Nikhil Biswas, Somnath Hore, Sanat Kar, Bijan Chowdhury, Shyamal Dutta Ray, Sunil Das and others form the Society of Contemporary Artists in 1960.


Some Calcutta artists—Rabin Mondal, Prokash Karmakar, Bijan Chowdhury, Nikhil Biswas, Gopal Sanyal, Mahim Roodra, Gunbritt Roodra and Bimal Banerjee— form a group, first named Calcutta 8 and then renamed Calcutta Painters.


Meera Mukherjee receives a research fellowship from Anthropological Survey of India to conduct a survey of indigenous metal artisans in India.


Karuna Saha, Shanu Lahiri, Meera Mukherjee, Santosh Rohatgi, and Shyamasree Basu form The Group in 1983. Exhibitions of their works travel across the country.
Bipin Behari Goswami is commissioned by Government of India to restore and cast Ramkinkar Baij’s Santhal Family in bronze.


Artist Shuvaprasanna founds Arts Acre, an artists’ village in Calcutta.

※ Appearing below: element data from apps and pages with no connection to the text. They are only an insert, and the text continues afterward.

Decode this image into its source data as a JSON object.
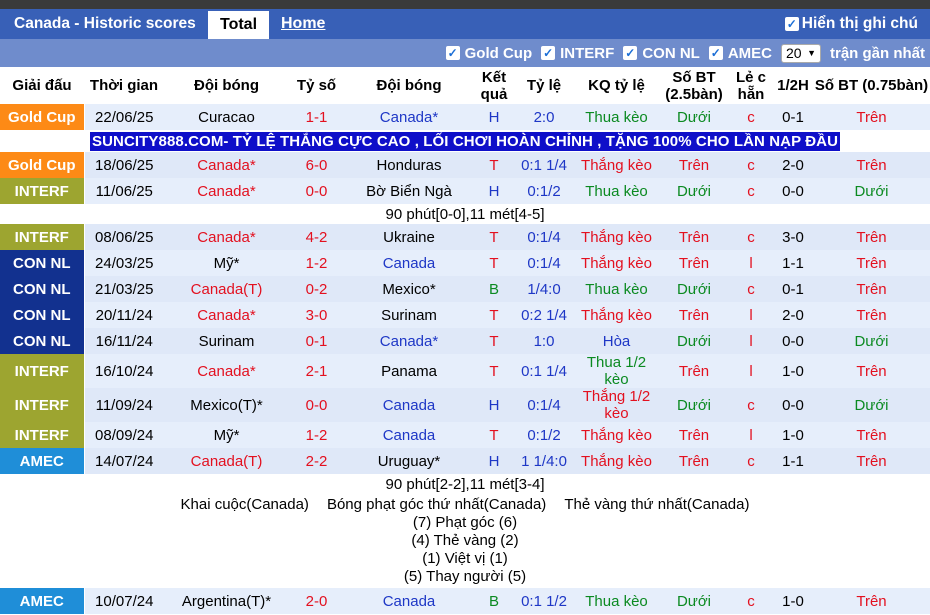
{
  "tabs": {
    "title": "Canada - Historic scores",
    "total": "Total",
    "home": "Home"
  },
  "display_option": "Hiển thị ghi chú",
  "filters": {
    "items": [
      "Gold Cup",
      "INTERF",
      "CON NL",
      "AMEC"
    ],
    "count": "20",
    "recent_label": "trận gần nhất"
  },
  "headers": [
    "Giải đấu",
    "Thời gian",
    "Đội bóng",
    "Tỷ số",
    "Đội bóng",
    "Kết quả",
    "Tỷ lệ",
    "KQ tỷ lệ",
    "Số BT (2.5bàn)",
    "Lẻ c hẵn",
    "1/2H",
    "Số BT (0.75bàn)"
  ],
  "banner": "SUNCITY888.COM- TỶ LỆ THẮNG CỰC CAO , LỐI CHƠI HOÀN CHỈNH , TẶNG 100% CHO LẦN NẠP ĐẦU",
  "rows": [
    {
      "league": "Gold Cup",
      "date": "22/06/25",
      "home": "Curacao",
      "score": "1-1",
      "away": "Canada*",
      "result": "H",
      "odds": "2:0",
      "kq": "Thua kèo",
      "bt25": "Dưới",
      "lc": "c",
      "h1": "0-1",
      "bt075": "Trên"
    },
    {
      "league": "Gold Cup",
      "date": "18/06/25",
      "home": "Canada*",
      "score": "6-0",
      "away": "Honduras",
      "result": "T",
      "odds": "0:1 1/4",
      "kq": "Thắng kèo",
      "bt25": "Trên",
      "lc": "c",
      "h1": "2-0",
      "bt075": "Trên"
    },
    {
      "league": "INTERF",
      "date": "11/06/25",
      "home": "Canada*",
      "score": "0-0",
      "away": "Bờ Biển Ngà",
      "result": "H",
      "odds": "0:1/2",
      "kq": "Thua kèo",
      "bt25": "Dưới",
      "lc": "c",
      "h1": "0-0",
      "bt075": "Dưới"
    },
    {
      "league": "INTERF",
      "date": "08/06/25",
      "home": "Canada*",
      "score": "4-2",
      "away": "Ukraine",
      "result": "T",
      "odds": "0:1/4",
      "kq": "Thắng kèo",
      "bt25": "Trên",
      "lc": "c",
      "h1": "3-0",
      "bt075": "Trên"
    },
    {
      "league": "CON NL",
      "date": "24/03/25",
      "home": "Mỹ*",
      "score": "1-2",
      "away": "Canada",
      "result": "T",
      "odds": "0:1/4",
      "kq": "Thắng kèo",
      "bt25": "Trên",
      "lc": "l",
      "h1": "1-1",
      "bt075": "Trên"
    },
    {
      "league": "CON NL",
      "date": "21/03/25",
      "home": "Canada(T)",
      "score": "0-2",
      "away": "Mexico*",
      "result": "B",
      "odds": "1/4:0",
      "kq": "Thua kèo",
      "bt25": "Dưới",
      "lc": "c",
      "h1": "0-1",
      "bt075": "Trên"
    },
    {
      "league": "CON NL",
      "date": "20/11/24",
      "home": "Canada*",
      "score": "3-0",
      "away": "Surinam",
      "result": "T",
      "odds": "0:2 1/4",
      "kq": "Thắng kèo",
      "bt25": "Trên",
      "lc": "l",
      "h1": "2-0",
      "bt075": "Trên"
    },
    {
      "league": "CON NL",
      "date": "16/11/24",
      "home": "Surinam",
      "score": "0-1",
      "away": "Canada*",
      "result": "T",
      "odds": "1:0",
      "kq": "Hòa",
      "bt25": "Dưới",
      "lc": "l",
      "h1": "0-0",
      "bt075": "Dưới"
    },
    {
      "league": "INTERF",
      "date": "16/10/24",
      "home": "Canada*",
      "score": "2-1",
      "away": "Panama",
      "result": "T",
      "odds": "0:1 1/4",
      "kq": "Thua 1/2 kèo",
      "bt25": "Trên",
      "lc": "l",
      "h1": "1-0",
      "bt075": "Trên"
    },
    {
      "league": "INTERF",
      "date": "11/09/24",
      "home": "Mexico(T)*",
      "score": "0-0",
      "away": "Canada",
      "result": "H",
      "odds": "0:1/4",
      "kq": "Thắng 1/2 kèo",
      "bt25": "Dưới",
      "lc": "c",
      "h1": "0-0",
      "bt075": "Dưới"
    },
    {
      "league": "INTERF",
      "date": "08/09/24",
      "home": "Mỹ*",
      "score": "1-2",
      "away": "Canada",
      "result": "T",
      "odds": "0:1/2",
      "kq": "Thắng kèo",
      "bt25": "Trên",
      "lc": "l",
      "h1": "1-0",
      "bt075": "Trên"
    },
    {
      "league": "AMEC",
      "date": "14/07/24",
      "home": "Canada(T)",
      "score": "2-2",
      "away": "Uruguay*",
      "result": "H",
      "odds": "1 1/4:0",
      "kq": "Thắng kèo",
      "bt25": "Trên",
      "lc": "c",
      "h1": "1-1",
      "bt075": "Trên"
    },
    {
      "league": "AMEC",
      "date": "10/07/24",
      "home": "Argentina(T)*",
      "score": "2-0",
      "away": "Canada",
      "result": "B",
      "odds": "0:1 1/2",
      "kq": "Thua kèo",
      "bt25": "Dưới",
      "lc": "c",
      "h1": "1-0",
      "bt075": "Trên"
    }
  ],
  "notes": {
    "ivory_coast": "90 phút[0-0],11 mét[4-5]",
    "uruguay": "90 phút[2-2],11 mét[3-4]",
    "stats": {
      "kickoff": "Khai cuộc(Canada)",
      "first_corner": "Bóng phạt góc thứ nhất(Canada)",
      "first_yellow": "Thẻ vàng thứ nhất(Canada)",
      "lines": [
        "(7) Phạt góc (6)",
        "(4) Thẻ vàng (2)",
        "(1) Việt vị (1)",
        "(5) Thay người (5)"
      ]
    }
  }
}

The exhibition 'Art of Bengal, Past and Present, 1850-2000' is held in Mumbai and Kolkata, organised by NGMA, New Delhi.


Opening of Ghare Baire museum-exhibition in Kolkata. A collaboration between the Archaeological Survey of India, NGMA, and DAG, and commissioned by the Ministry of Culture, Government of India, it is the largest showcase of Bengal art across three centuries under one roof.